- **TASK**
Search the material for "this" and show all lines that contain it.

- **EXERCISE INPUT**

+===+

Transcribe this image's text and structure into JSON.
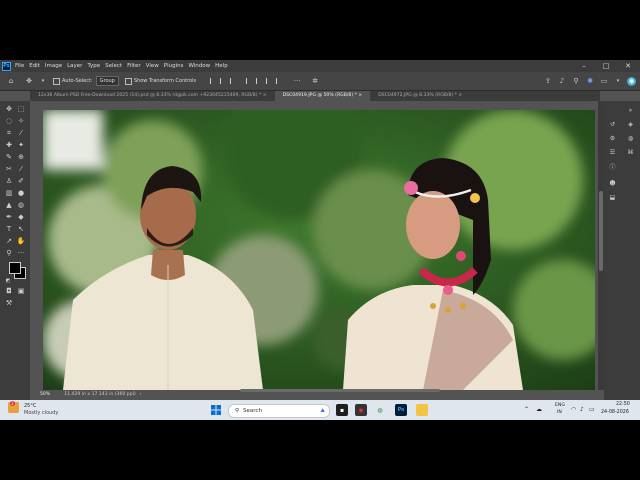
{
  "menu": {
    "logo": "Ps",
    "items": [
      "File",
      "Edit",
      "Image",
      "Layer",
      "Type",
      "Select",
      "Filter",
      "View",
      "Plugins",
      "Window",
      "Help"
    ]
  },
  "options": {
    "auto_select_label": "Auto-Select:",
    "auto_select_value": "Group",
    "show_transform_label": "Show Transform Controls"
  },
  "tabs": [
    {
      "label": "12x36 Album PSD Free-Download 2025 (14).psd @ 8.33% (dgpik.com +923045215409, RGB/8) *",
      "close": "×"
    },
    {
      "label": "DSC04919.JPG @ 50% (RGB/8) *",
      "close": "×"
    },
    {
      "label": "DSC04972.JPG @ 8.33% (RGB/8) *",
      "close": "×"
    }
  ],
  "status": {
    "zoom": "50%",
    "doc_info": "11.429 in x 17.143 in (360 ppi)",
    "arrow": "›"
  },
  "taskbar": {
    "weather_temp": "25°C",
    "weather_desc": "Mostly cloudy",
    "weather_badge": "3",
    "search_placeholder": "Search",
    "lang": "ENG",
    "region": "IN",
    "time": "22:50",
    "date": "24-08-2026"
  },
  "colors": {
    "foreground": "#000000",
    "background": "#000000"
  }
}
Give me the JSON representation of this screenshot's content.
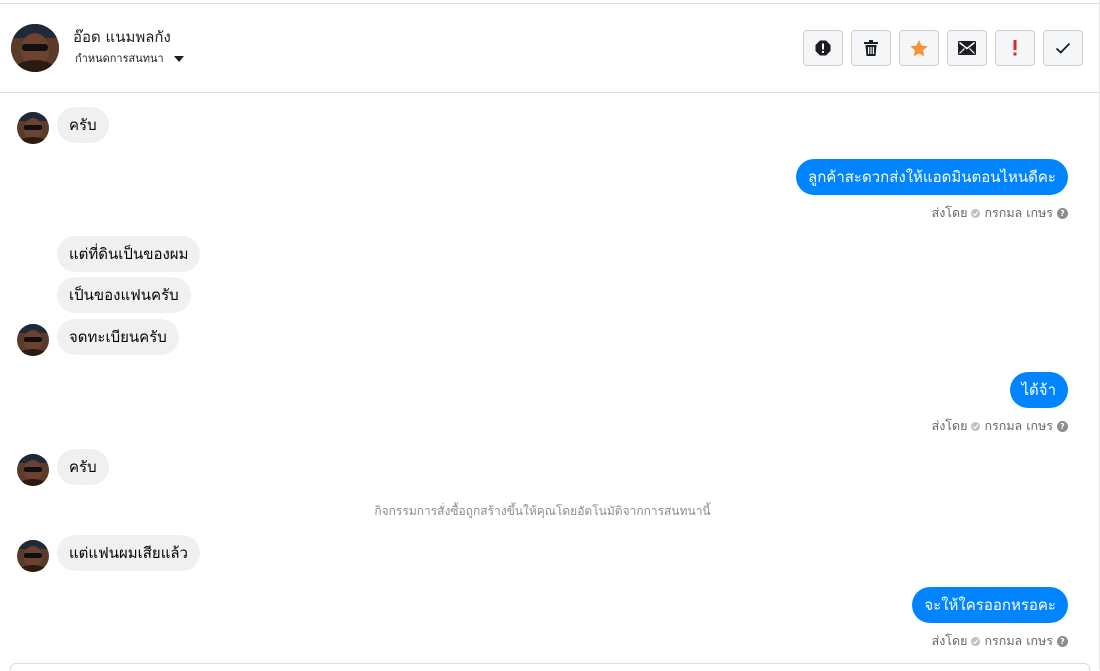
{
  "header": {
    "contact_name": "อ๊อด แนมพลกัง",
    "assign_label": "กำหนดการสนทนา",
    "toolbar": {
      "icons": [
        "alert-circle-icon",
        "trash-icon",
        "star-icon",
        "envelope-icon",
        "exclamation-icon",
        "check-icon"
      ],
      "star_color": "#f7923b",
      "exclamation_color": "#e02424"
    }
  },
  "messages": [
    {
      "side": "in",
      "text": "ครับ"
    },
    {
      "side": "out",
      "text": "ลูกค้าสะดวกส่งให้แอดมินตอนไหนดีคะ",
      "sent_by_prefix": "ส่งโดย",
      "sent_by_name": "กรกมล เกษร"
    },
    {
      "side": "in",
      "text": "แต่ที่ดินเป็นของผม"
    },
    {
      "side": "in",
      "text": "เป็นของแฟนครับ"
    },
    {
      "side": "in",
      "text": "จดทะเบียนครับ"
    },
    {
      "side": "out",
      "text": "ได้จ้า",
      "sent_by_prefix": "ส่งโดย",
      "sent_by_name": "กรกมล เกษร"
    },
    {
      "side": "in",
      "text": "ครับ"
    },
    {
      "side": "system",
      "text": "กิจกรรมการสั่งซื้อถูกสร้างขึ้นให้คุณโดยอัตโนมัติจากการสนทนานี้"
    },
    {
      "side": "in",
      "text": "แต่แฟนผมเสียแล้ว"
    },
    {
      "side": "out",
      "text": "จะให้ใครออกหรอคะ",
      "sent_by_prefix": "ส่งโดย",
      "sent_by_name": "กรกมล เกษร"
    }
  ],
  "colors": {
    "outgoing_bubble": "#0084ff",
    "incoming_bubble": "#f0f0f0"
  }
}
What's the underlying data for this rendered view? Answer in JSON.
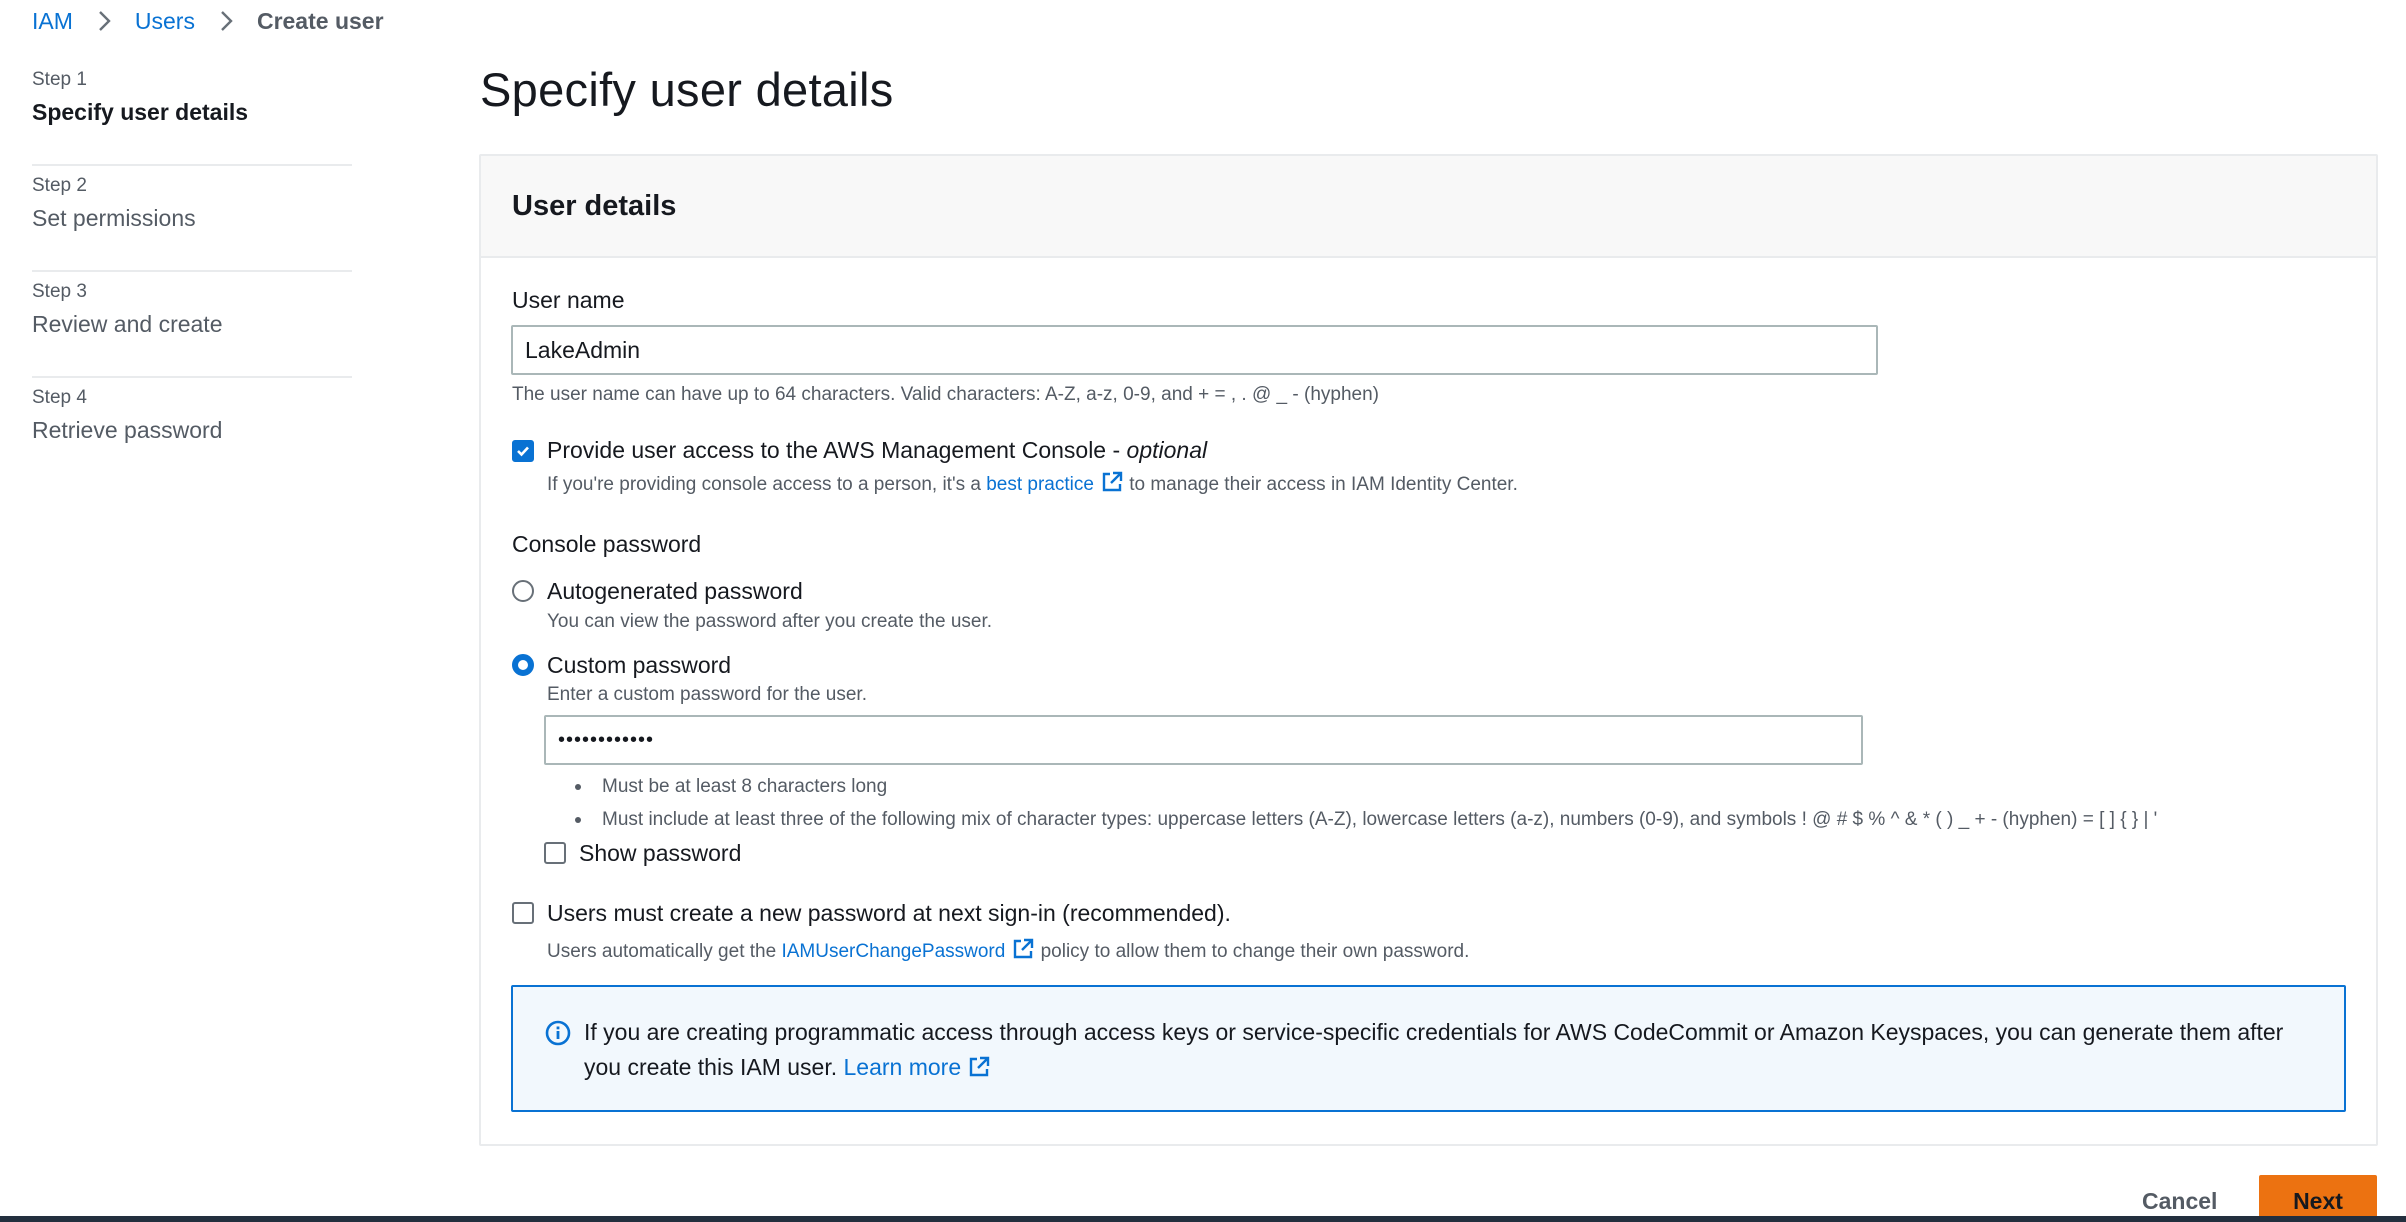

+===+

- **EXERCISE RESULT**
Transcribe this image's text and structure into JSON.
Give me the JSON representation of this screenshot's content.
What's the underlying data for this rendered view? Answer in JSON.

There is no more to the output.